[Stored records]
########
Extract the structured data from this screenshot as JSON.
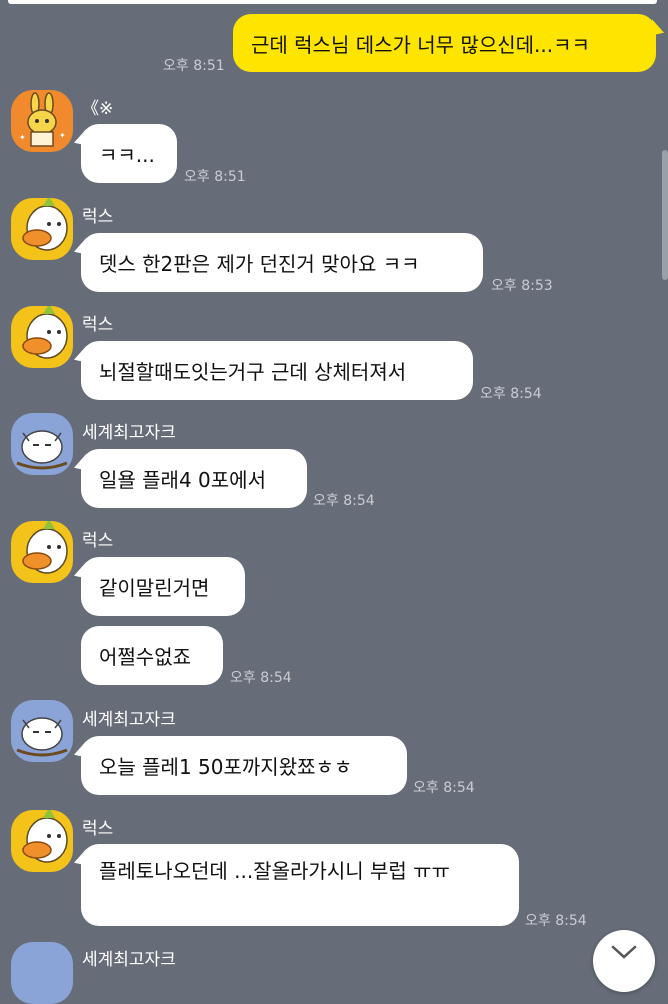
{
  "messages": [
    {
      "type": "sent",
      "text": "근데 럭스님 데스가 너무 많으신데...ㅋㅋ",
      "time": "오후 8:51"
    },
    {
      "type": "recv",
      "sender": "《※",
      "text": "ㅋㅋ...",
      "time": "오후 8:51",
      "avatar": "rabbit-avatar"
    },
    {
      "type": "recv",
      "sender": "럭스",
      "text": "뎃스 한2판은 제가 던진거 맞아요 ㅋㅋ",
      "time": "오후 8:53",
      "avatar": "duck-avatar"
    },
    {
      "type": "recv",
      "sender": "럭스",
      "text": "뇌절할때도잇는거구 근데 상체터져서",
      "time": "오후 8:54",
      "avatar": "duck-avatar"
    },
    {
      "type": "recv",
      "sender": "세계최고자크",
      "text": "일욜 플래4 0포에서",
      "time": "오후 8:54",
      "avatar": "cat-avatar"
    },
    {
      "type": "recv",
      "sender": "럭스",
      "text": "같이말린거면",
      "avatar": "duck-avatar"
    },
    {
      "type": "recv",
      "text": "어쩔수없죠",
      "time": "오후 8:54"
    },
    {
      "type": "recv",
      "sender": "세계최고자크",
      "text": "오늘 플레1 50포까지왔쬬ㅎㅎ",
      "time": "오후 8:54",
      "avatar": "cat-avatar"
    },
    {
      "type": "recv",
      "sender": "럭스",
      "text": "플레토나오던데 ...잘올라가시니 부럽 ㅠㅠ",
      "time": "오후 8:54",
      "avatar": "duck-avatar"
    },
    {
      "type": "recv",
      "sender": "세계최고자크",
      "avatar": "cat-avatar"
    }
  ],
  "scroll_button": {
    "icon": "chevron-down-icon"
  },
  "colors": {
    "background": "#666d78",
    "sent_bubble": "#fee500",
    "received_bubble": "#ffffff"
  }
}
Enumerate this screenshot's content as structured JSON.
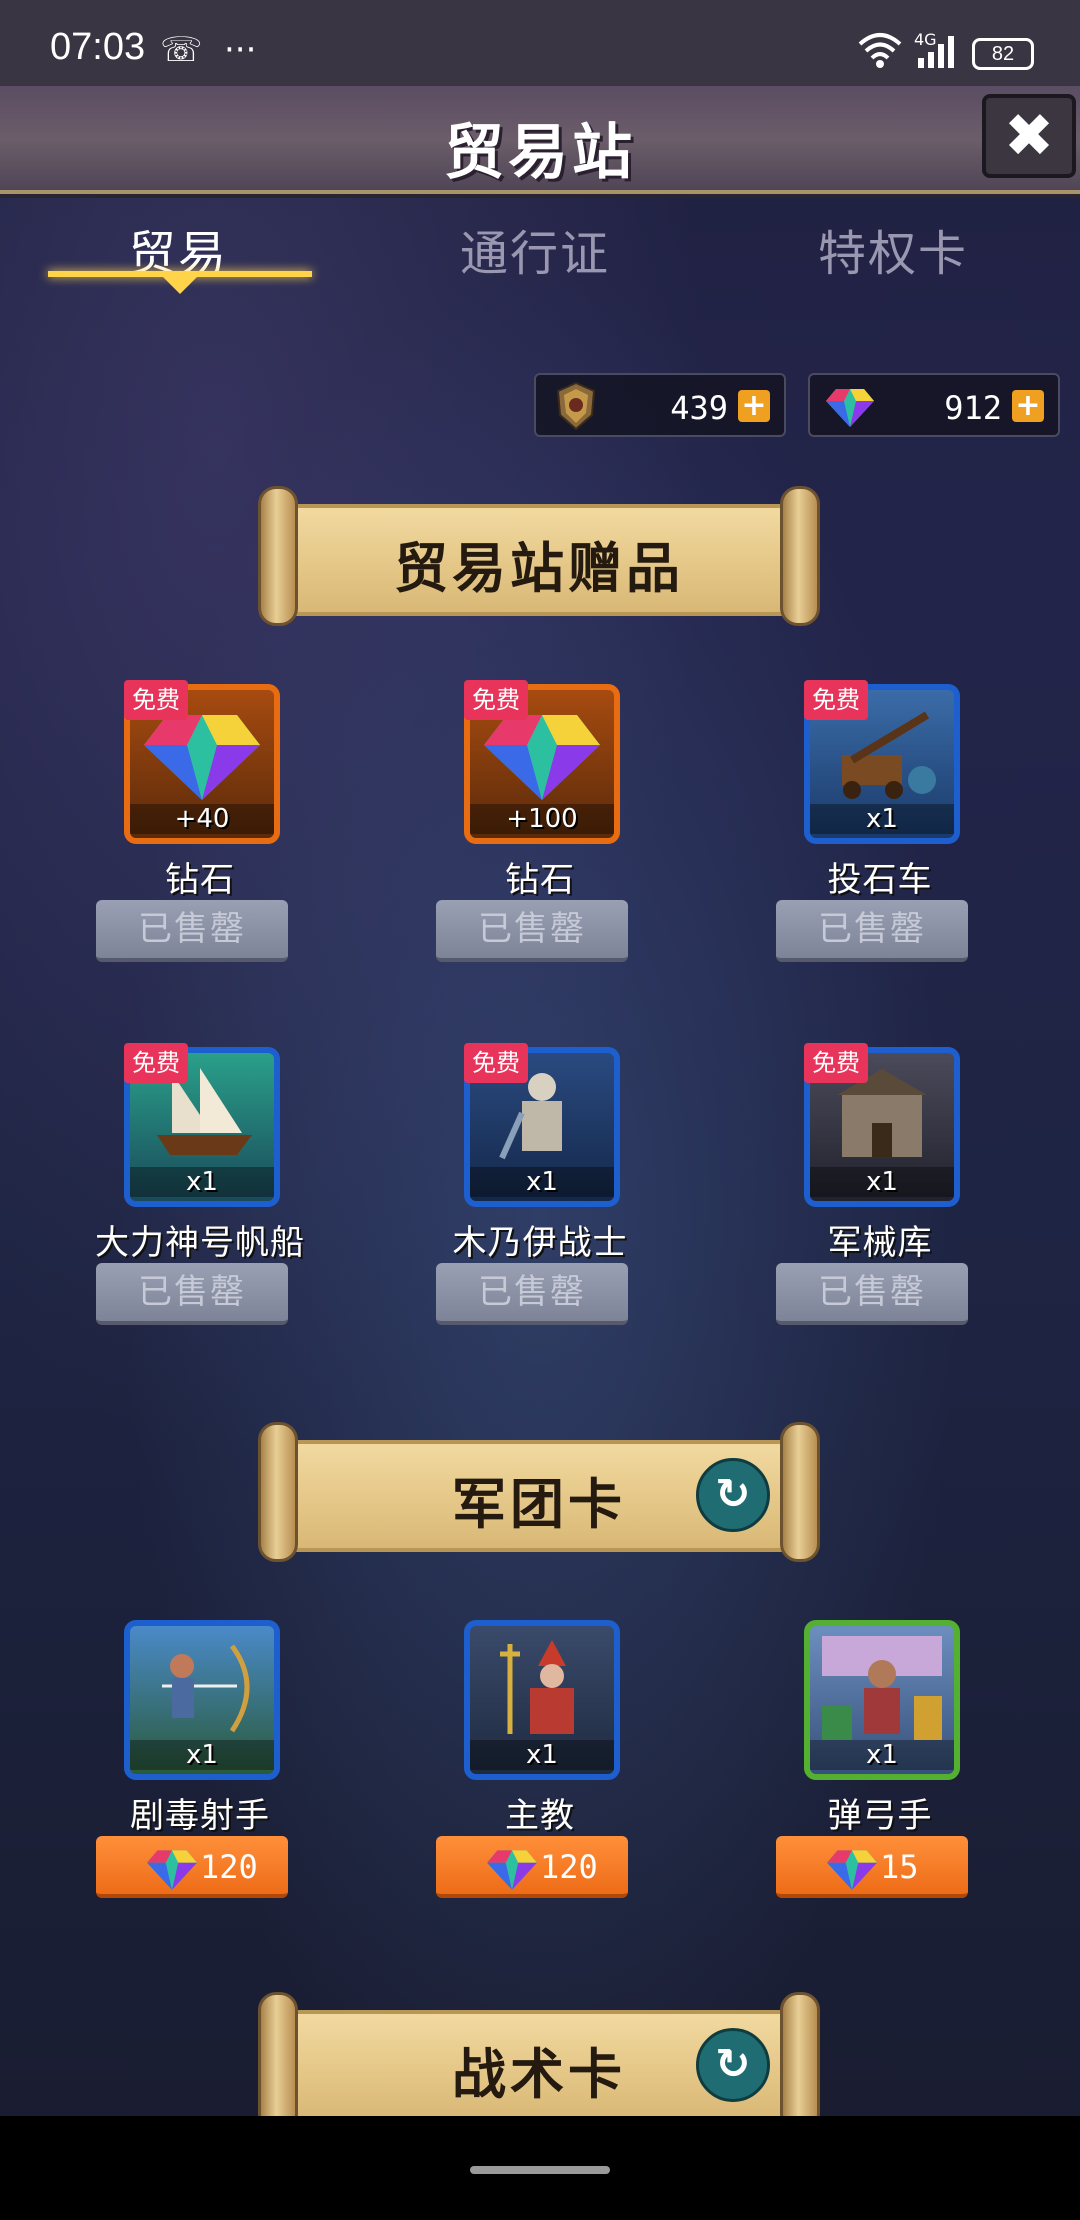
{
  "status_bar": {
    "time": "07:03",
    "call_icon": "☏",
    "more": "···",
    "wifi": "wifi",
    "signal": "4G",
    "battery": "82"
  },
  "header": {
    "title": "贸易站",
    "close": "✖"
  },
  "tabs": [
    {
      "label": "贸易",
      "active": true
    },
    {
      "label": "通行证",
      "active": false
    },
    {
      "label": "特权卡",
      "active": false
    }
  ],
  "currency": [
    {
      "icon": "crest-icon",
      "value": "439",
      "plus": "+"
    },
    {
      "icon": "diamond-icon",
      "value": "912",
      "plus": "+"
    }
  ],
  "sections": {
    "gifts": {
      "title": "贸易站赠品"
    },
    "legion": {
      "title": "军团卡",
      "refresh": "↻"
    },
    "tactics": {
      "title": "战术卡",
      "refresh": "↻"
    }
  },
  "gifts": [
    {
      "badge": "免费",
      "name": "钻石",
      "qty": "+40",
      "button": "已售罄",
      "frame": "orange",
      "art": "diamond"
    },
    {
      "badge": "免费",
      "name": "钻石",
      "qty": "+100",
      "button": "已售罄",
      "frame": "orange",
      "art": "diamond"
    },
    {
      "badge": "免费",
      "name": "投石车",
      "qty": "x1",
      "button": "已售罄",
      "frame": "blue",
      "art": "catapult"
    },
    {
      "badge": "免费",
      "name": "大力神号帆船",
      "qty": "x1",
      "button": "已售罄",
      "frame": "blue",
      "art": "ship"
    },
    {
      "badge": "免费",
      "name": "木乃伊战士",
      "qty": "x1",
      "button": "已售罄",
      "frame": "blue",
      "art": "mummy"
    },
    {
      "badge": "免费",
      "name": "军械库",
      "qty": "x1",
      "button": "已售罄",
      "frame": "blue",
      "art": "armory"
    }
  ],
  "legion_cards": [
    {
      "name": "剧毒射手",
      "qty": "x1",
      "price": "120",
      "frame": "blue",
      "art": "archer"
    },
    {
      "name": "主教",
      "qty": "x1",
      "price": "120",
      "frame": "blue",
      "art": "bishop"
    },
    {
      "name": "弹弓手",
      "qty": "x1",
      "price": "15",
      "frame": "green",
      "art": "slinger"
    }
  ]
}
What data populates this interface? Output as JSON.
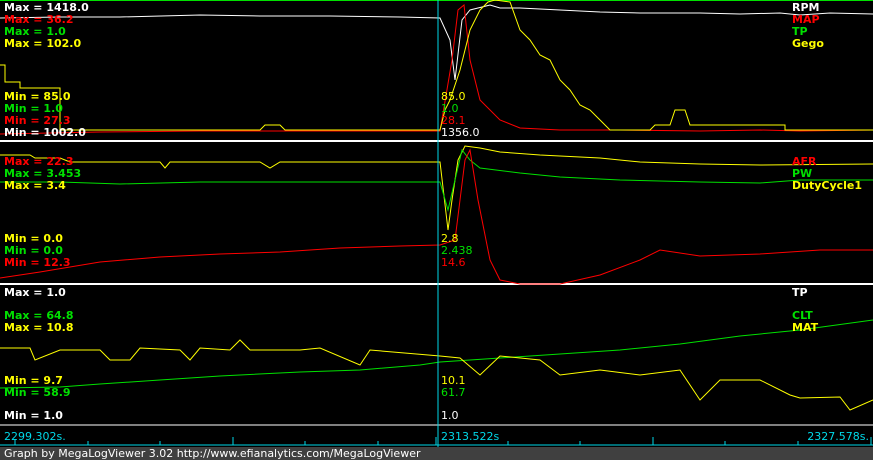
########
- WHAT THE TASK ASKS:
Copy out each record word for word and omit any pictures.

- RESULT FOR THIS TASK:
Extract the structured data from this screenshot as JSON.
{
  "messages": [
    {
      "type": "sent",
      "text": "근데 럭스님 데스가 너무 많으신데...ㅋㅋ",
      "time": "오후 8:51"
    },
    {
      "type": "recv",
      "sender": "《※",
      "text": "ㅋㅋ...",
      "time": "오후 8:51",
      "avatar": "rabbit-avatar"
    },
    {
      "type": "recv",
      "sender": "럭스",
      "text": "뎃스 한2판은 제가 던진거 맞아요 ㅋㅋ",
      "time": "오후 8:53",
      "avatar": "duck-avatar"
    },
    {
      "type": "recv",
      "sender": "럭스",
      "text": "뇌절할때도잇는거구 근데 상체터져서",
      "time": "오후 8:54",
      "avatar": "duck-avatar"
    },
    {
      "type": "recv",
      "sender": "세계최고자크",
      "text": "일욜 플래4 0포에서",
      "time": "오후 8:54",
      "avatar": "cat-avatar"
    },
    {
      "type": "recv",
      "sender": "럭스",
      "text": "같이말린거면",
      "avatar": "duck-avatar"
    },
    {
      "type": "recv",
      "text": "어쩔수없죠",
      "time": "오후 8:54"
    },
    {
      "type": "recv",
      "sender": "세계최고자크",
      "text": "오늘 플레1 50포까지왔쬬ㅎㅎ",
      "time": "오후 8:54",
      "avatar": "cat-avatar"
    },
    {
      "type": "recv",
      "sender": "럭스",
      "text": "플레토나오던데 ...잘올라가시니 부럽 ㅠㅠ",
      "time": "오후 8:54",
      "avatar": "duck-avatar"
    },
    {
      "type": "recv",
      "sender": "세계최고자크",
      "avatar": "cat-avatar"
    }
  ],
  "scroll_button": {
    "icon": "chevron-down-icon"
  },
  "colors": {
    "background": "#666d78",
    "sent_bubble": "#fee500",
    "received_bubble": "#ffffff"
  }
}
Enumerate this screenshot's content as structured JSON.
{
  "status_bar": {
    "time": "07:03",
    "call_icon": "☏",
    "more": "···",
    "wifi": "wifi",
    "signal": "4G",
    "battery": "82"
  },
  "header": {
    "title": "贸易站",
    "close": "✖"
  },
  "tabs": [
    {
      "label": "贸易",
      "active": true
    },
    {
      "label": "通行证",
      "active": false
    },
    {
      "label": "特权卡",
      "active": false
    }
  ],
  "currency": [
    {
      "icon": "crest-icon",
      "value": "439",
      "plus": "+"
    },
    {
      "icon": "diamond-icon",
      "value": "912",
      "plus": "+"
    }
  ],
  "sections": {
    "gifts": {
      "title": "贸易站赠品"
    },
    "legion": {
      "title": "军团卡",
      "refresh": "↻"
    },
    "tactics": {
      "title": "战术卡",
      "refresh": "↻"
    }
  },
  "gifts": [
    {
      "badge": "免费",
      "name": "钻石",
      "qty": "+40",
      "button": "已售罄",
      "frame": "orange",
      "art": "diamond"
    },
    {
      "badge": "免费",
      "name": "钻石",
      "qty": "+100",
      "button": "已售罄",
      "frame": "orange",
      "art": "diamond"
    },
    {
      "badge": "免费",
      "name": "投石车",
      "qty": "x1",
      "button": "已售罄",
      "frame": "blue",
      "art": "catapult"
    },
    {
      "badge": "免费",
      "name": "大力神号帆船",
      "qty": "x1",
      "button": "已售罄",
      "frame": "blue",
      "art": "ship"
    },
    {
      "badge": "免费",
      "name": "木乃伊战士",
      "qty": "x1",
      "button": "已售罄",
      "frame": "blue",
      "art": "mummy"
    },
    {
      "badge": "免费",
      "name": "军械库",
      "qty": "x1",
      "button": "已售罄",
      "frame": "blue",
      "art": "armory"
    }
  ],
  "legion_cards": [
    {
      "name": "剧毒射手",
      "qty": "x1",
      "price": "120",
      "frame": "blue",
      "art": "archer"
    },
    {
      "name": "主教",
      "qty": "x1",
      "price": "120",
      "frame": "blue",
      "art": "bishop"
    },
    {
      "name": "弹弓手",
      "qty": "x1",
      "price": "15",
      "frame": "green",
      "art": "slinger"
    }
  ]
}
What data populates this interface? Output as JSON.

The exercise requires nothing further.